I would like to take the opportunity this week to share some news from the Unitarian Universalist Fellowship of Bennington. After a several-year process of study and reflection, we are pleased to announce that the Fellowship has recently been recognized as a Welcoming Congregation by the Unitarian Universalist Association, meaning that we welcome the presence and participation of gay, lesbian, bisexual, and transgender (GLBT) people in our congregation.
Our inspiration to take this step of formalizing our welcome of GLBT people comes from our principles as Unitarian Universalists. As a member congregation of the Unitarian Universalist Association, we "covenant to affirm and promote," among other things, "the inherent worth and dignity of every person; justice, equity, and compassion in human relations; [and] acceptance of one another and encouragement to spiritual growth in our congregations." This language comes from the Bylaws of the Unitarian Universalist Association, which describes this covenant among UU congregations.
Affirming and promoting the inherent worth and dignity of every person means that we seek to honor and celebrate the uniqueness of every individual human being.
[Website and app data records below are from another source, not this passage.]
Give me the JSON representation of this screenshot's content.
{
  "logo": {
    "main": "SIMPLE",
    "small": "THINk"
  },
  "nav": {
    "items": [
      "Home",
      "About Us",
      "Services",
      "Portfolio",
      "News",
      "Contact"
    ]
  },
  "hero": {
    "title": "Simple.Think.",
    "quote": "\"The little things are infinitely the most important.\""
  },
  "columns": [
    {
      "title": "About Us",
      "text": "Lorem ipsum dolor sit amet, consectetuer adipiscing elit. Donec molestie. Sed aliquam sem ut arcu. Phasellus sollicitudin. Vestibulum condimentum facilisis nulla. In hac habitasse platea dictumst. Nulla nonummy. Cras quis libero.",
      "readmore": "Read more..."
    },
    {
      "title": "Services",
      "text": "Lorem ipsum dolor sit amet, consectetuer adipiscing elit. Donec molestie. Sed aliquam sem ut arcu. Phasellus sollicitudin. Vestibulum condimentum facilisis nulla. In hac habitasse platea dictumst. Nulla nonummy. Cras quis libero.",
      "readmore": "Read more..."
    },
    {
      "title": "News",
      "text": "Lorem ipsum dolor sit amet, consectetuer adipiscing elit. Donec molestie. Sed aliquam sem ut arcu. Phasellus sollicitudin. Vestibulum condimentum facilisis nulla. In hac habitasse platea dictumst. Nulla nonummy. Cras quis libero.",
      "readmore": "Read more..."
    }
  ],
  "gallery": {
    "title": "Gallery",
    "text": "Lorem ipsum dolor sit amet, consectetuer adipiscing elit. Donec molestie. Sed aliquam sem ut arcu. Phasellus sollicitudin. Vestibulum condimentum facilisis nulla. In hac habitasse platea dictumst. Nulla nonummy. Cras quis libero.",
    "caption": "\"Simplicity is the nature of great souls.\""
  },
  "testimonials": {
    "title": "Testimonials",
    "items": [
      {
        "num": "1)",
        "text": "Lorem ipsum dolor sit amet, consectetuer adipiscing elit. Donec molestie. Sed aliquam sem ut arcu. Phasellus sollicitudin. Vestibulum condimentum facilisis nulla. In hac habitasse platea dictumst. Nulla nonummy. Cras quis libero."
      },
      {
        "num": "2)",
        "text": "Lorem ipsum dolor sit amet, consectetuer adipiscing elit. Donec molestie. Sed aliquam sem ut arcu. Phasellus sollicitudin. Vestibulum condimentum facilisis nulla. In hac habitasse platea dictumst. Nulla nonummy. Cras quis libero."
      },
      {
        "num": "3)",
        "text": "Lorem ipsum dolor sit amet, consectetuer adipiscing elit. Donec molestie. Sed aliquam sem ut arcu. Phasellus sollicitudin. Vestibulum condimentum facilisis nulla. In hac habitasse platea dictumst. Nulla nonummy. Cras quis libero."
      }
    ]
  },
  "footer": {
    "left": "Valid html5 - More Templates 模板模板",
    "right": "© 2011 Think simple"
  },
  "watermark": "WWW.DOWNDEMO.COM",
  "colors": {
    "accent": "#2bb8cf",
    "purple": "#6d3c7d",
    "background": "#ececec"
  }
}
There are many ways we do this in our Fellowship. Welcoming and including gay, lesbian, bisexual, and transgender folks in our congregation is one way to live out this Principle. GLBT people often face dehumanizing messages in our society, GLBT youth often report bullying, and GLBT people experience many kinds of harassment. As a Fellowship, we hope to counter these messages of hate with our affirmation of the worth and dignity of GLBT people as GLBT people in the fullness of that identity.
GLBT people also face many forms of institutionalized discrimination. While Vermont, Massachusetts, and New York (the states from which our membership is drawn) all recognize the marriages of same-sex couples, to date only 12 states do so, and these marriages are still not recognized by the federal government. Some 26 states allow employment discrimination on the basis of sexual orientation, and 30 allow employment discrimination on the basis of gender identity. These are just a few of the many areas of discrimination which affect the lives of GLBT people.
As a Fellowship, our commitment to justice, equity, and compassion in human relations calls us to work against such discrimination and to work for a world in which GLBT people -- as all people -- are treated fairly and compassionately by the structures and systems under which we live.
I find it interesting that our third Principle brings together acceptance of one another and encouragement to spiritual growth in our congregations. To me, this means that we believe that in order to grow spiritually, we must first feel accepted and loved as we are.
It also means that we seek to give people ways to deepen their personal faith journeys, faith journeys which grow out of our own experiences and identities as unique human beings, even as we support and learn from each other in the community of faith. Becoming a Welcoming Congregation means realizing that the unique faith journeys of GLBT people are, in part, shaped by the experience of being GLBT people. We welcome among us the perspectives that GLBT people bring to the questions of spirituality and faith, which arise out of their experiences as GLBT people.
As a Fellowship, we are proud to formalize our welcome of gay, lesbian, bisexual, and transgender people in the life of our congregation. We are proud of our designation as a Welcoming Congregation, recognized by the Unitarian Universalist Association.
Rev. Erica Baron, minister at the Unitarian Universalist Fellowship of Bennington.